#### [Web page and app entries]
*** Begin section ***
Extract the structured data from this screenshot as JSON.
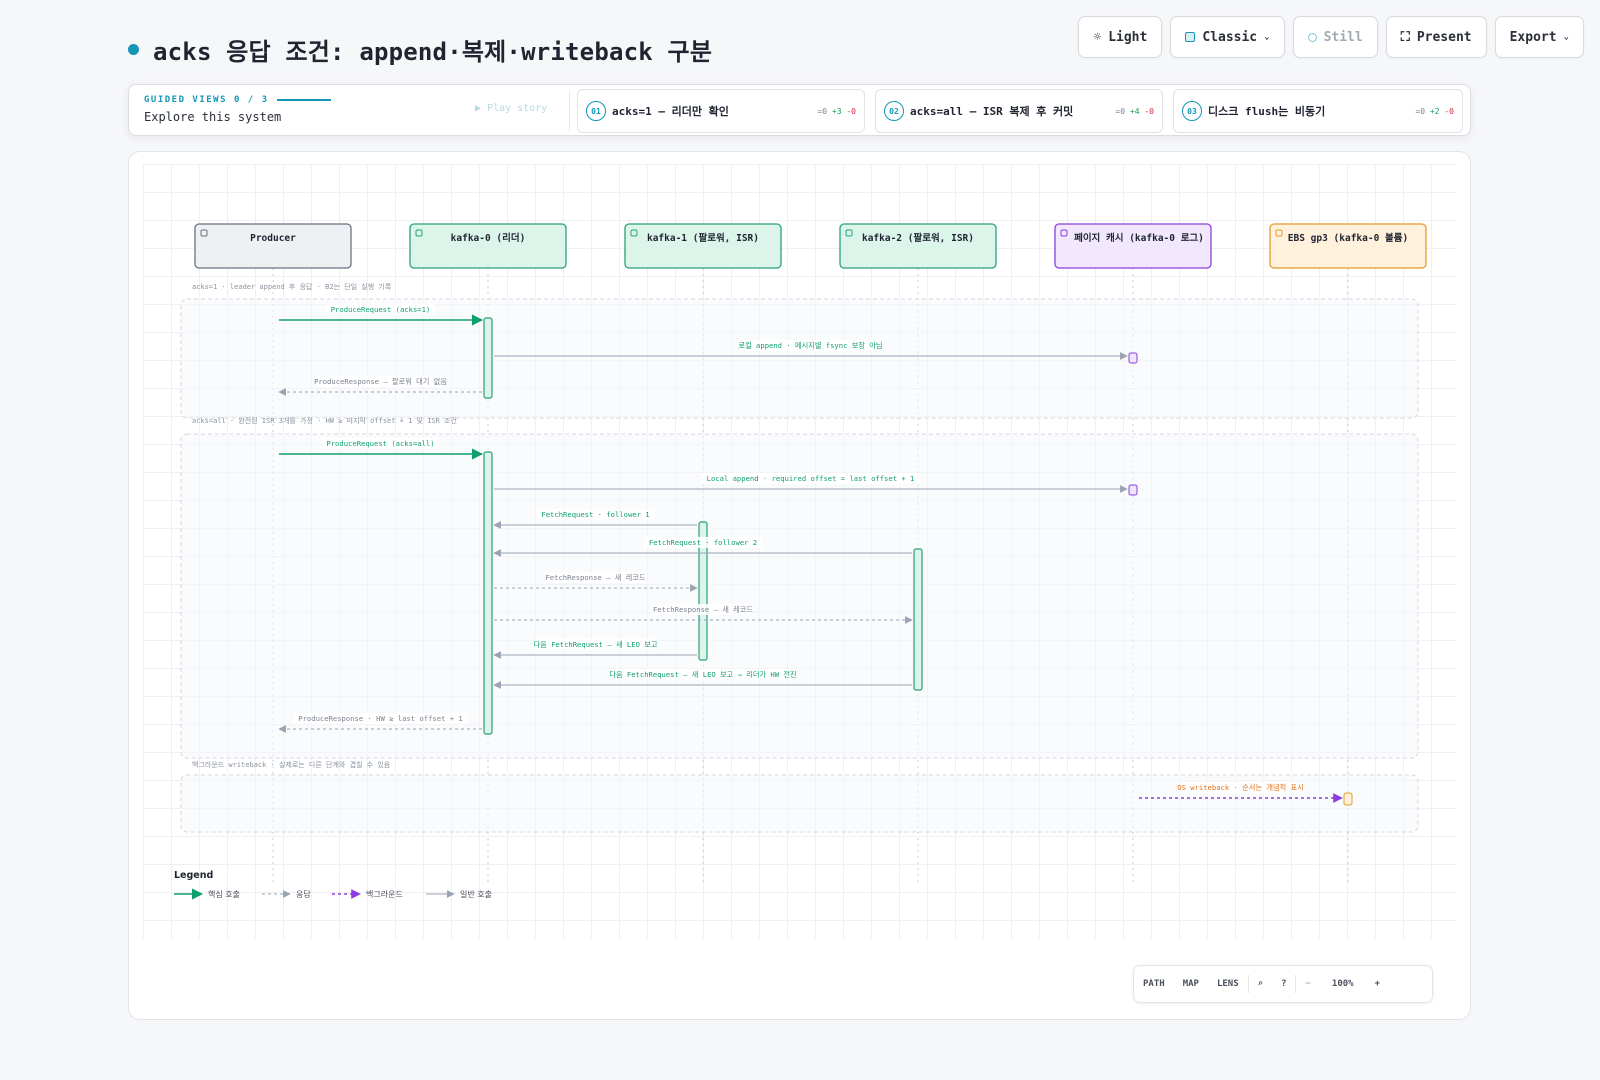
{
  "header": {
    "title": "acks 응답 조건: append·복제·writeback 구분"
  },
  "toolbar": {
    "light": "Light",
    "classic": "Classic",
    "still": "Still",
    "present": "Present",
    "export": "Export"
  },
  "guided": {
    "label": "GUIDED VIEWS 0 / 3",
    "subtitle": "Explore this system",
    "play": "Play story",
    "steps": [
      {
        "num": "01",
        "label": "acks=1 — 리더만 확인",
        "eq": "=0",
        "plus": "+3",
        "minus": "-0"
      },
      {
        "num": "02",
        "label": "acks=all — ISR 복제 후 커밋",
        "eq": "=0",
        "plus": "+4",
        "minus": "-0"
      },
      {
        "num": "03",
        "label": "디스크 flush는 비동기",
        "eq": "=0",
        "plus": "+2",
        "minus": "-0"
      }
    ]
  },
  "diagram": {
    "participants": [
      {
        "id": "producer",
        "label": "Producer",
        "kind": "client"
      },
      {
        "id": "k0",
        "label": "kafka-0 (리더)",
        "kind": "service"
      },
      {
        "id": "k1",
        "label": "kafka-1 (팔로워, ISR)",
        "kind": "service"
      },
      {
        "id": "k2",
        "label": "kafka-2 (팔로워, ISR)",
        "kind": "service"
      },
      {
        "id": "pc",
        "label": "페이지 캐시 (kafka-0 로그)",
        "kind": "store"
      },
      {
        "id": "ebs",
        "label": "EBS gp3 (kafka-0 볼륨)",
        "kind": "cloud"
      }
    ],
    "groups": [
      {
        "label": "acks=1 · leader append 후 응답 · B2는 단일 실행 기록"
      },
      {
        "label": "acks=all · 완전된 ISR 3개를 가정 · HW ≥ 마지막 offset + 1 및 ISR 조건"
      },
      {
        "label": "백그라운드 writeback · 실제로는 다른 단계와 겹칠 수 있음"
      }
    ],
    "messages": [
      {
        "from": "producer",
        "to": "k0",
        "label": "ProduceRequest (acks=1)",
        "style": "core"
      },
      {
        "from": "k0",
        "to": "pc",
        "label": "로컬 append · 메시지별 fsync 보장 아님",
        "style": "call"
      },
      {
        "from": "k0",
        "to": "producer",
        "label": "ProduceResponse — 팔로워 대기 없음",
        "style": "response"
      },
      {
        "from": "producer",
        "to": "k0",
        "label": "ProduceRequest (acks=all)",
        "style": "core"
      },
      {
        "from": "k0",
        "to": "pc",
        "label": "Local append · required offset = last offset + 1",
        "style": "call"
      },
      {
        "from": "k1",
        "to": "k0",
        "label": "FetchRequest · follower 1",
        "style": "call"
      },
      {
        "from": "k2",
        "to": "k0",
        "label": "FetchRequest · follower 2",
        "style": "call"
      },
      {
        "from": "k0",
        "to": "k1",
        "label": "FetchResponse — 새 레코드",
        "style": "response"
      },
      {
        "from": "k0",
        "to": "k2",
        "label": "FetchResponse — 새 레코드",
        "style": "response"
      },
      {
        "from": "k1",
        "to": "k0",
        "label": "다음 FetchRequest — 새 LEO 보고",
        "style": "call"
      },
      {
        "from": "k2",
        "to": "k0",
        "label": "다음 FetchRequest — 새 LEO 보고 → 리더가 HW 전진",
        "style": "call"
      },
      {
        "from": "k0",
        "to": "producer",
        "label": "ProduceResponse · HW ≥ last offset + 1",
        "style": "response"
      },
      {
        "from": "pc",
        "to": "ebs",
        "label": "OS writeback · 순서는 개념적 표시",
        "style": "background"
      }
    ],
    "legend": {
      "title": "Legend",
      "items": [
        {
          "style": "core",
          "label": "핵심 호출"
        },
        {
          "style": "response",
          "label": "응답"
        },
        {
          "style": "background",
          "label": "백그라운드"
        },
        {
          "style": "call",
          "label": "일반 호출"
        }
      ]
    },
    "colors": {
      "accent": "#1596b8",
      "core": "#0f9f6e",
      "call": "#9aa3b2",
      "background": "#8b3fe0",
      "service_fill": "#dcf5eb",
      "service_border": "#2aa176",
      "client_fill": "#eef0f4",
      "client_border": "#6b7280",
      "store_fill": "#f1e8fd",
      "store_border": "#8b3fe0",
      "cloud_fill": "#fff1dc",
      "cloud_border": "#e89a2c",
      "bg_label": "#e0731a"
    }
  },
  "zoom": {
    "path": "PATH",
    "map": "MAP",
    "lens": "LENS",
    "level": "100%"
  }
}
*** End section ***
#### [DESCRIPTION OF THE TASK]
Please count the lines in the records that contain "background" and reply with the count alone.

#### [WRITTEN REPLY]
3